MAPLE-GLAZED PORK TENDERLOINS
Note: Serve leftovers in sandwiches topped with sharp Cheddar cheese and slices of apple. From "The All New Good Housekeeping Cookbook."
• 2 pork tenderloins (12 oz. each), trimmed
• 1/2 tsp. salt
• 1/4 tsp. ground black pepper
• 8 wooden toothpicks
• 6 slices bacon
• 1/2 c. maple syrup
Sprinkle tenderloins with salt and pepper. Place pork in bowl; cover and refrigerate 30 minutes.
Meanwhile, soak toothpicks in water for 30 minutes. Prepare grill.
Prepare grill to medium heat. Wrap 3 bacon slices around each tenderloin and secure with toothpicks. Place tenderloins on grill and cook, brushing frequently with syrup and turning occasionally, until meat thermometer inserted in center of pork reaches 155 degrees, 20 to 25 minutes. Internal temperature will rise to 160 degrees upon standing. Let pork stand 5 minutes to set juices for easier slicing.
Nutrition information per serving:
Calories 265 Fat 9 g Sodium 352 mg
Carbohydrates 18 g Saturated fat 3 g
Protein 28 g Cholesterol 86 mg
Makes 6 to 8 servings.
Note: You will need some type of double boiler, which consists of two pots that fit together. The lower pot holds simmering water that gently heats the food in the upper pot. If you don't have a double boiler, use a metal bowl in a larger pot of simmering water. From "Come One, Come All: Easy Entertaining With Seasonal Menus," by Taste editor Lee Svitak Dean.
• 7 egg yolks
• 1 c. real maple syrup
• Dash salt
• 2 c. heavy cream
• Fancy cookie, for garnish
In a double boiler (see Note) -- but not on the burner yet -- whisk egg yolks lightly. Gradually whisk in maple syrup and salt. Put double boiler on burner over medium heat. Cook maple syrup mixture until it has thickened and lightened in color, about 20 minutes, whisking frequently. Do not increase the heat or flecks of cooked egg will appear in the mixture (and you don't want that in the finished product).
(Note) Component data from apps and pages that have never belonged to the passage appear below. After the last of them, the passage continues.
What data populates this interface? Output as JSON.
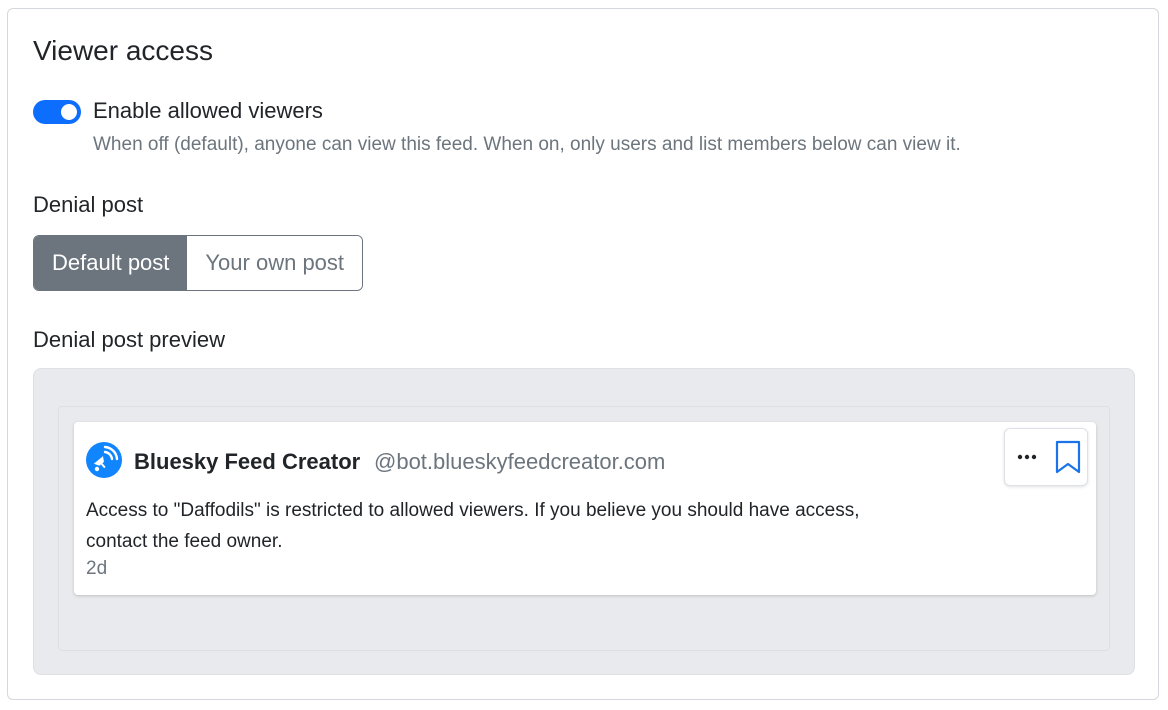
{
  "section": {
    "title": "Viewer access"
  },
  "toggle": {
    "label": "Enable allowed viewers",
    "enabled": true,
    "help": "When off (default), anyone can view this feed. When on, only users and list members below can view it."
  },
  "denial": {
    "label": "Denial post",
    "options": [
      "Default post",
      "Your own post"
    ],
    "selected": "Default post"
  },
  "preview": {
    "label": "Denial post preview",
    "post": {
      "author": "Bluesky Feed Creator",
      "handle": "@bot.blueskyfeedcreator.com",
      "text_line1": "Access to \"Daffodils\" is restricted to allowed viewers. If you believe you should have access,",
      "text_line2": "contact the feed owner.",
      "time": "2d",
      "more_icon": "ellipsis-icon",
      "bookmark_icon": "bookmark-icon",
      "avatar_icon": "satellite-icon"
    }
  },
  "colors": {
    "accent": "#0d6efd",
    "segment_active": "#6c757d",
    "avatar": "#1185fe",
    "preview_bg": "#e9eaed"
  }
}
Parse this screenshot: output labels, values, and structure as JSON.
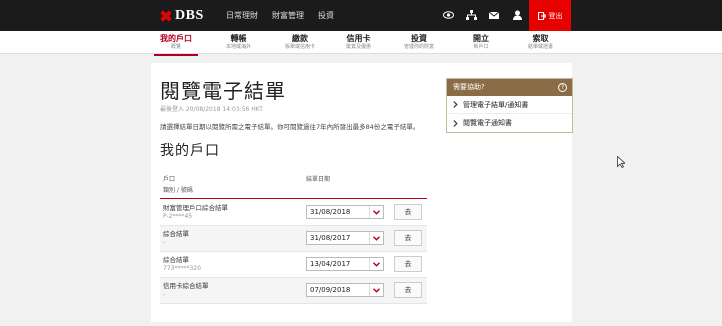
{
  "brand": "DBS",
  "topnav": [
    "日常理財",
    "財富管理",
    "投資"
  ],
  "icons": [
    "eye-icon",
    "network-icon",
    "mail-icon",
    "user-icon"
  ],
  "logout_label": "登出",
  "mainnav": [
    {
      "label": "我的戶口",
      "sub": "概覽",
      "active": true
    },
    {
      "label": "轉帳",
      "sub": "本地或海外",
      "active": false
    },
    {
      "label": "繳款",
      "sub": "賬單或信用卡",
      "active": false
    },
    {
      "label": "信用卡",
      "sub": "獎賞及優惠",
      "active": false
    },
    {
      "label": "投資",
      "sub": "管理你的財富",
      "active": false
    },
    {
      "label": "開立",
      "sub": "新戶口",
      "active": false
    },
    {
      "label": "索取",
      "sub": "結單或證書",
      "active": false
    }
  ],
  "page_title": "閱覽電子結單",
  "last_login": "最後登入 20/08/2018 14:03:56 HKT",
  "intro": "請選擇結單日期以閱覽所需之電子結單。你可閱覽過往7年內所發出最多84份之電子結單。",
  "section_title": "我的戶口",
  "columns": {
    "account": "戶口",
    "account_sub": "類別 / 號碼",
    "date": "結單日期"
  },
  "rows": [
    {
      "name": "財富管理戶口綜合結單",
      "number": "P-2****45",
      "date": "31/08/2018"
    },
    {
      "name": "綜合結單",
      "number": "-",
      "date": "31/08/2017"
    },
    {
      "name": "綜合結單",
      "number": "773*****320",
      "date": "13/04/2017"
    },
    {
      "name": "信用卡綜合結單",
      "number": "-",
      "date": "07/09/2018"
    }
  ],
  "go_label": "去",
  "help": {
    "title": "需要協助?",
    "items": [
      "管理電子結單/通知書",
      "閱覽電子通知書"
    ]
  },
  "colors": {
    "brand_red": "#e60000",
    "accent": "#b0001c",
    "help_brown": "#8a6d47"
  }
}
When syrup mixture has thickened, remove the pot from the heat and cool mixture, either by transferring it to a bowl and refrigerating it, or by putting the pan on top of a bowlful of ice cubes. As the mixture cools, stir occasionally to cool it faster. The syrup needs to be entirely cool before it is mixed with the whipped cream. (Can make a day in advance to this point.)
Whip the cream until very stiff, and fold the cooled maple mixture into the whipped cream.
Portion the finished mousse into serving dishes, cover with plastic wrap, and refrigerate until ready to serve. The dessert will hold at least 8 hours in the refrigerator. Garnish with a small cookie, if desired.
Nutrition information per each of 8 servings:
Calories 324 Fat 22 g Sodium 50 mg
Carbohydrates 29 g Saturated fat 13 g Calcium 100mg
Protein 4 g Cholesterol 224 mg Dietary fiber 0 g
Diabetic exchanges per serving: 2 other carb, 1/2 medium-fat meat, 4 fat.
Makes about 21/2 cups.
From "The Fannie Farmer Cookbook," by Marion Cunningham.
• 11/2 c. maple syrup
• 1/8 tsp. salt
• 1/4 tsp. cream of tartar
• 1/4 c. sugar
• 2 egg whites
Combine all ingredients in top of double boiler or in a bowl. Beat mixture over simmering water until it stands in stiff peaks, about 5 to 7 minutes, no longer. There will be enough to fill and frost an 8- or 9-inch (2-layer) cake.